According to the United Nations, our current world population is 7.2 billion and is projected to increase by one billion over the next 12 years, reaching 9.6 billion by 2050. As humankind continues to grow in population, it is critically important to stop and think about this year’s theme for World Water Day: “Leaving no one behind”. This is part of the core promise of the UN’s 2030 Agenda for Sustainable Development, focusing on the idea that we will all benefit as a result of the progression of sustainable development.
Sustainable Development Goal 6 (SDG 6), Clean Water and Sanitation, identifies several targets. For example, Target 6.1 states that by 2030 we must “achieve universal and equitable access to safe and affordable drinking water for all.”
Some examples of other measures set out under SDG 6 include:
- Improving water quality by reducing pollution and the proportion of untreated wastewater while substantially increasing recycling and safe reuse globally.
- Substantially increasing water-use efficiencies across all sectors, ensuring sustainable withdrawals and a future supply of fresh water to address water scarcity.
- By 2030, expand international cooperation and capacity-building support to developing countries in water and sanitation-related activities including harvesting and desalination of water, wastewater treatment, recycling and reuse technologies, and via other efficiencies.
While these are certainly all fantastic goals that can, and must, be embraced on a global scale, many of us, particularly in more developed countries where the challenges of poor water quality and scarcity are not always obvious, often find ourselves wondering what we can do to get started and help.
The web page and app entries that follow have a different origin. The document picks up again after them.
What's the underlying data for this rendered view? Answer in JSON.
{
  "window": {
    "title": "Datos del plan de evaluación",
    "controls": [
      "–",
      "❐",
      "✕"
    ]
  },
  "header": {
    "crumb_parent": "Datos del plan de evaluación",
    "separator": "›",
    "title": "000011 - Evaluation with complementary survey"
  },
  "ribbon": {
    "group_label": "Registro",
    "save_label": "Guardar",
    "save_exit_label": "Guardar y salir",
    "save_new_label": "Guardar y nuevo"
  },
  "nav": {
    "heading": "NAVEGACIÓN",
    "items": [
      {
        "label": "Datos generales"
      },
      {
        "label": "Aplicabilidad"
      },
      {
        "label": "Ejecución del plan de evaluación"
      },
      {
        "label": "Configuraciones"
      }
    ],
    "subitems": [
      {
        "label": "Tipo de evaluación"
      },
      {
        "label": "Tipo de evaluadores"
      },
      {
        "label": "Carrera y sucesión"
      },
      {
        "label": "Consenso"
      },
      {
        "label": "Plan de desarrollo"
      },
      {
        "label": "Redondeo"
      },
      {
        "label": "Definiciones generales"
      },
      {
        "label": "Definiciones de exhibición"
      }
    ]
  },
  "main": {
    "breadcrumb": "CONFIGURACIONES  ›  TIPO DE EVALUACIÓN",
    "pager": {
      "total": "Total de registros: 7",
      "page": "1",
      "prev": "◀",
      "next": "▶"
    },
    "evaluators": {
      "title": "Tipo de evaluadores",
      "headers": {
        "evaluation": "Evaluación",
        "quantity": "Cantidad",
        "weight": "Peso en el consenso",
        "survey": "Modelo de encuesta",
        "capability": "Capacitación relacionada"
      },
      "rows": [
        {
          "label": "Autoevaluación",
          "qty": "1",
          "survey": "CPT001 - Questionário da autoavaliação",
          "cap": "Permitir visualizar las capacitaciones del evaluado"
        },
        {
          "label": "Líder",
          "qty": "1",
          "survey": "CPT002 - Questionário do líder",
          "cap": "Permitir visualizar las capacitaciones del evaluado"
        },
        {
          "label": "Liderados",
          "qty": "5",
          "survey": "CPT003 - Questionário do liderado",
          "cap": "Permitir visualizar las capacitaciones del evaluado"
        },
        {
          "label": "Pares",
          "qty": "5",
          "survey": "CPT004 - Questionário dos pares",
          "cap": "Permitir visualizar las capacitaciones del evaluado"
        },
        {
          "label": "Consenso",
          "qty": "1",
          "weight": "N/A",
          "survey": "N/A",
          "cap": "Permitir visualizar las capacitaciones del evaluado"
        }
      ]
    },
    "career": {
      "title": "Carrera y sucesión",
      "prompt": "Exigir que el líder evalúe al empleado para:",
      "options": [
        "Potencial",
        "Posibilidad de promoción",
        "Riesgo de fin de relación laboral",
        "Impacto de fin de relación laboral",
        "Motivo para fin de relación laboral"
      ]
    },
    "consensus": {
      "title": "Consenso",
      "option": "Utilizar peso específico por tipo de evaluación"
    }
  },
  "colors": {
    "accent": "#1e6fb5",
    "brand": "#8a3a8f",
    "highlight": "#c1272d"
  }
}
What role can we play in the movement toward these targets of sustainability?
Well the great news is, we can all do plenty – and it does not have to be daunting or overwhelming at all. We can start by taking action in our everyday lives – at work and home.
Here are a few simple and practical ideas on water preservation to help get you started:
- Learn to repurpose water and use every drop. This can be done by capturing the excess, potable water used to rinse food, dishes, etc. and using it to water plants around the office or home. Rain barrels can also be used to save and store rainwater for use in landscaping.
- If you are using an irrigation system, be sure it makes use of controllers that adjust to real weather conditions and provides water only when needed. Install or make use of drip irrigation piping and soaker hoses for improved watering efficiency.
- Install smaller, energy efficient dishwashers and only run them when they are full.
- Don’t let faucets run while brushing your teeth, shaving, rinsing dishes, or washing up. According to the EPA, the average bathroom faucet runs at about 2 gallons of water a minute. Turning the tap off during these activities can save hundreds of gallons a month.
- In North America, showering accounts for almost 17% of indoor water use — about 40 gallons a day for the average family of four. You can save water here by replacing old showerheads with newer “water-wise” certified models.
- Install low-flow toilets at home and work, and be sure to fix leaks right away. A slow drip from a leaking faucet can waste as much as 20 gallons of water a day. A leaky toilet can waste as much as 200 gallons a day.
At Lystek, we are proud to be part of the movement toward a more sustainable world with proven, practical, and affordable solutions that enhance the recovery and recycling of valuable resources such as nutrients, carbon, and biogas in wastewater treatment plants while optimizing the quality of effluent water released back into our environment.
Cleaner wastewater reduces the risk of nutrient overloading that occurs when too many of these elements make their way into our natural waterways. Therefore, the effective use and treatment of water and wastewater can help play an important role in combatting the many challenges associated with climate change and water preservation.